Bottom Line: Similar trends were observed for SRB, and they were up to two orders of magnitude higher than the methanogens.Diversity indices indicated a lower diversity of methanogens in the S. alterniflora stands than the P. australis stands.The results showed that in the sediments of tidal salt marsh where S. alterniflora displaced P. australis, the abundances of methanogens and SRB increased, but the community composition of methanogens appeared to be influenced more than did the SRB.

View Article: PubMed Central - PubMed

Affiliation: Department of Microbiology and Microbial Engineering, School of Life Sciences, Fudan University Shanghai, China.
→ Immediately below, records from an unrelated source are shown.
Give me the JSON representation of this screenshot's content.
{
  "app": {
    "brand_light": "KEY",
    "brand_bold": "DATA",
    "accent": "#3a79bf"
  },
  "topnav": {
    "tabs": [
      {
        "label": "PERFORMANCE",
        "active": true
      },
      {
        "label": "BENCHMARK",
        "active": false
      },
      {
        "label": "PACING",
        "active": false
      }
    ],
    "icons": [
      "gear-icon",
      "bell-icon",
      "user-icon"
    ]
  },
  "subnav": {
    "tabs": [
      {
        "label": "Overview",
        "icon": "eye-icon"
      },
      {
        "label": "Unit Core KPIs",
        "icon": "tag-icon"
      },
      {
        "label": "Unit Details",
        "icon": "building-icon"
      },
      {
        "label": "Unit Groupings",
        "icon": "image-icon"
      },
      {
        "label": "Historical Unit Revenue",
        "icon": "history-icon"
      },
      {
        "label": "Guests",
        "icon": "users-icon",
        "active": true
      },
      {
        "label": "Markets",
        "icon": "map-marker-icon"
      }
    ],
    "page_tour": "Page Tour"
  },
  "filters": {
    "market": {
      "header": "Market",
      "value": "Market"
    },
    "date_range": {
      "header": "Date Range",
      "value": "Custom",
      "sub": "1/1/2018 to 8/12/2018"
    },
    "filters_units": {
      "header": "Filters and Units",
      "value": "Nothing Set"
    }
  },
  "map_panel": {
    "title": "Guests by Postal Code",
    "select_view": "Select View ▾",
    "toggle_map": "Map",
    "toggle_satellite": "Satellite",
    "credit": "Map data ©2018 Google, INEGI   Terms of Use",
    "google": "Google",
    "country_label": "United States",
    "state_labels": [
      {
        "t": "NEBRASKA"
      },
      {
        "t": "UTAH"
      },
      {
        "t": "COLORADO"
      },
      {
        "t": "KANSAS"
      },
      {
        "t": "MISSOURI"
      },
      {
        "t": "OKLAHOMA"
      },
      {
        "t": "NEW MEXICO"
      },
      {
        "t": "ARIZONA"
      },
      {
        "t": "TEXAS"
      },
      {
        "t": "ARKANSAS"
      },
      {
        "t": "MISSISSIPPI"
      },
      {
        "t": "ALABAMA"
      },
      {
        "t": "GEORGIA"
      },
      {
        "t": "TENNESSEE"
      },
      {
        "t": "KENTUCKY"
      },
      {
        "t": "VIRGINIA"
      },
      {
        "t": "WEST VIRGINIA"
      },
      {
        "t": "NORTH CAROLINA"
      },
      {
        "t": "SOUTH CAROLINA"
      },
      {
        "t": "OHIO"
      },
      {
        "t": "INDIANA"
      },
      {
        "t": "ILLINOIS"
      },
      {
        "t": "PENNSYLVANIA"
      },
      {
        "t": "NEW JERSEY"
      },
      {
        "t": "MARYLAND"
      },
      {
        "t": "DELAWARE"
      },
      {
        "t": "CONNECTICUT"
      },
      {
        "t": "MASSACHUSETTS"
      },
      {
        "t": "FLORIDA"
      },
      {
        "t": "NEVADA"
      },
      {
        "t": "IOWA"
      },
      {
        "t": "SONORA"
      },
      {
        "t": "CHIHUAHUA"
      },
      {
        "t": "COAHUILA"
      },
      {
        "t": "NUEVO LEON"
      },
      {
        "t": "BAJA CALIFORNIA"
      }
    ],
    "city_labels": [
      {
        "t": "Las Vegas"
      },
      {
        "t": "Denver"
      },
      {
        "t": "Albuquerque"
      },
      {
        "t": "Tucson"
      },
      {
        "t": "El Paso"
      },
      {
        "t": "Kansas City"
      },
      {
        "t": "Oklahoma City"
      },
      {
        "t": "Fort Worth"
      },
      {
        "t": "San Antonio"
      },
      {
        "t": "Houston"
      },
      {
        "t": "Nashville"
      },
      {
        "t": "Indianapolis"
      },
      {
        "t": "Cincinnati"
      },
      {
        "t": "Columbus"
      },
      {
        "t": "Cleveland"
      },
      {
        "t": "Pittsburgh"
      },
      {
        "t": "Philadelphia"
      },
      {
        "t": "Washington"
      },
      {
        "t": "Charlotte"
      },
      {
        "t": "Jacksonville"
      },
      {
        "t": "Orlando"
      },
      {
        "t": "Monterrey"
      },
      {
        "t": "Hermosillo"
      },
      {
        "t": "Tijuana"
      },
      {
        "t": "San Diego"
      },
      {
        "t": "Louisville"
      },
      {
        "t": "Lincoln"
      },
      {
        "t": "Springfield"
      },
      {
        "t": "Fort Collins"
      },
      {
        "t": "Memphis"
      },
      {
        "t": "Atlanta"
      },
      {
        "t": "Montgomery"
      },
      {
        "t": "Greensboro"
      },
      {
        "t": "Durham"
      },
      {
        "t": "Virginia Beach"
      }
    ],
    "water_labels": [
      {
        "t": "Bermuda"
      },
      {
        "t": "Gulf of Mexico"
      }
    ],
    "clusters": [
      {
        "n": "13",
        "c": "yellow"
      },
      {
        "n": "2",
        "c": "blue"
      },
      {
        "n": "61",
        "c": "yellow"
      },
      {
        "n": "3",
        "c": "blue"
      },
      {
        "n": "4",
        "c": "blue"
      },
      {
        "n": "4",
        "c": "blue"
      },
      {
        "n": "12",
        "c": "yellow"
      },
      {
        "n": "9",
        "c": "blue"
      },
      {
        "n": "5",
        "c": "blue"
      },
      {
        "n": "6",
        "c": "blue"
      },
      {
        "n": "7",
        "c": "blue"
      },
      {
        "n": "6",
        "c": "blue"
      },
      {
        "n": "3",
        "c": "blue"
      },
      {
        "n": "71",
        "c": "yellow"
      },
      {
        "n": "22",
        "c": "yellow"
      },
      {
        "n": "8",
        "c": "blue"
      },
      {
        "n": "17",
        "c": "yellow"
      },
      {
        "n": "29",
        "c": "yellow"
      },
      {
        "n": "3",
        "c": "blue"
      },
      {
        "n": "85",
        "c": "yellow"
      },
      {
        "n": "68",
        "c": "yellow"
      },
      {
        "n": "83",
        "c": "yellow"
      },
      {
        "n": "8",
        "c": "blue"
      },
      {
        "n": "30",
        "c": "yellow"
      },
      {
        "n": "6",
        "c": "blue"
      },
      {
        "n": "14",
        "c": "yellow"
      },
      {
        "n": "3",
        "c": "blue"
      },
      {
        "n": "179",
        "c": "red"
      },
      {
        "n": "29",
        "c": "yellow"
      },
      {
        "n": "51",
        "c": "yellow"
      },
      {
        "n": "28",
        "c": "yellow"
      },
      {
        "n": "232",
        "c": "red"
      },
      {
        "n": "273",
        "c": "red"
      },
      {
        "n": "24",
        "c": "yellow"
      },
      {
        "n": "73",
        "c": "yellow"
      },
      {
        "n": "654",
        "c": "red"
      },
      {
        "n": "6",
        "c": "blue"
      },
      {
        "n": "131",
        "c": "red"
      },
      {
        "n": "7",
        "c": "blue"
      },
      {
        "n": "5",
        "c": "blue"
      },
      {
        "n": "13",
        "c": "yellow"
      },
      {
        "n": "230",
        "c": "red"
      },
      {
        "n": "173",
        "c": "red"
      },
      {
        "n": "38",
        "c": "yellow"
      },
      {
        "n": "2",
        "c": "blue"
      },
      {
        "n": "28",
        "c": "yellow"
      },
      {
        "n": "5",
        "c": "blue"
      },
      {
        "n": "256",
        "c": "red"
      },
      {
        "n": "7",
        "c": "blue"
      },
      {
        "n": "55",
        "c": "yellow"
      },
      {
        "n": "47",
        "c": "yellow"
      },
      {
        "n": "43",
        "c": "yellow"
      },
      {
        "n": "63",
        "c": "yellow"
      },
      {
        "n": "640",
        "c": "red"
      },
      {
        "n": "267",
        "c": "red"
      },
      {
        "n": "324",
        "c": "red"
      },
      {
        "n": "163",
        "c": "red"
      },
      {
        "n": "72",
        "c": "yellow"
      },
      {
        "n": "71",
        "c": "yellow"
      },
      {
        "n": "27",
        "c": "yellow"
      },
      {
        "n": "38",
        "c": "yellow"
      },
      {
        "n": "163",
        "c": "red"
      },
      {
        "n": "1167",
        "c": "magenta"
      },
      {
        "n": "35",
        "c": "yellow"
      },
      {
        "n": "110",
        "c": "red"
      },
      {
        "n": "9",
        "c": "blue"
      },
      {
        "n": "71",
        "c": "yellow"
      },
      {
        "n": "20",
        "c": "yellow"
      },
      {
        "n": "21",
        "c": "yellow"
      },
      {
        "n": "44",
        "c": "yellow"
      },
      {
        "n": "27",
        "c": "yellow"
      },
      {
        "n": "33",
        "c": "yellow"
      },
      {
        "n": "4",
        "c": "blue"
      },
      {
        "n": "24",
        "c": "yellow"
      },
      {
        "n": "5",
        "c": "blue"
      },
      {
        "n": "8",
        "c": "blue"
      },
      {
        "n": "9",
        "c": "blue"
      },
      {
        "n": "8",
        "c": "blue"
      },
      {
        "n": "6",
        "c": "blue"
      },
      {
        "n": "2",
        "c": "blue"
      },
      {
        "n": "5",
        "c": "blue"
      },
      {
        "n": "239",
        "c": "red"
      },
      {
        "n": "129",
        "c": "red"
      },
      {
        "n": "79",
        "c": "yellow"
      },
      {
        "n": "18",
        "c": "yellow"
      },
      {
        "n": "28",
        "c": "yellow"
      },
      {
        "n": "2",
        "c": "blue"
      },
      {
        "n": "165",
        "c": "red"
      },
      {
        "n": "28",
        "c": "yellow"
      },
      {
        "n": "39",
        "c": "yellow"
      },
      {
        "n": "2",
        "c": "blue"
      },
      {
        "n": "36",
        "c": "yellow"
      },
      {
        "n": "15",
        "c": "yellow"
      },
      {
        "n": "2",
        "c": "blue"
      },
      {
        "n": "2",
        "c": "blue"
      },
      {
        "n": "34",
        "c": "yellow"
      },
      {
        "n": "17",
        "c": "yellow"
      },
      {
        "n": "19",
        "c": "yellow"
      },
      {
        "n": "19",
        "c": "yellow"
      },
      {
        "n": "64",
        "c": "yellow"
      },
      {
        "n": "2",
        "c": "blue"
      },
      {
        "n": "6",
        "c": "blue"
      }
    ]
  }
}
ABSTRACT
The effect of plant invasion on the microorganisms of soil sediments is very important for estuary ecology. The community structures of methanogens and sulfate-reducing bacteria (SRB) as a function of Spartina alterniflora invasion in Phragmites australis-vegetated sediments of the Dongtan wetland in the Yangtze River estuary, China, were investigated using 454 pyrosequencing and quantitative real-time PCR (qPCR) of the methyl coenzyme M reductase A (mcrA) and dissimilatory sulfite-reductase (dsrB) genes. Sediment samples were collected from two replicate locations, and each location included three sampling stands each covered by monocultures of P. australis, S. alterniflora and both plants (transition stands), respectively. qPCR analysis revealed higher copy numbers of mcrA genes in sediments from S. alterniflora stands than P. australis stands (5- and 7.5-fold more in the spring and summer, respectively), which is consistent with the higher methane flux rates measured in the S. alterniflora stands (up to 8.01 ± 5.61 mg m(-2) h(-1)). Similar trends were observed for SRB, and they were up to two orders of magnitude higher than the methanogens. Diversity indices indicated a lower diversity of methanogens in the S. alterniflora stands than the P. australis stands. In contrast, insignificant variations were observed in the diversity of SRB with the invasion. Although Methanomicrobiales and Methanococcales, the hydrogenotrophic methanogens, dominated in the salt marsh, Methanomicrobiales displayed a slight increase with the invasion and growth of S. alterniflora, whereas the later responded differently. Methanosarcina, the metabolically diverse methanogens, did not vary with the invasion of, but Methanosaeta, the exclusive acetate utilizers, appeared to increase with S. alterniflora invasion. In SRB, sequences closely related to the families Desulfobacteraceae and Desulfobulbaceae dominated in the salt marsh, although they displayed minimal changes with the S. alterniflora invasion. Approximately 11.3 ± 5.1% of the dsrB gene sequences formed a novel cluster that was reduced upon the invasion. The results showed that in the sediments of tidal salt marsh where S. alterniflora displaced P. australis, the abundances of methanogens and SRB increased, but the community composition of methanogens appeared to be influenced more than did the SRB.

No MeSH data available.


Related in: MedlinePlus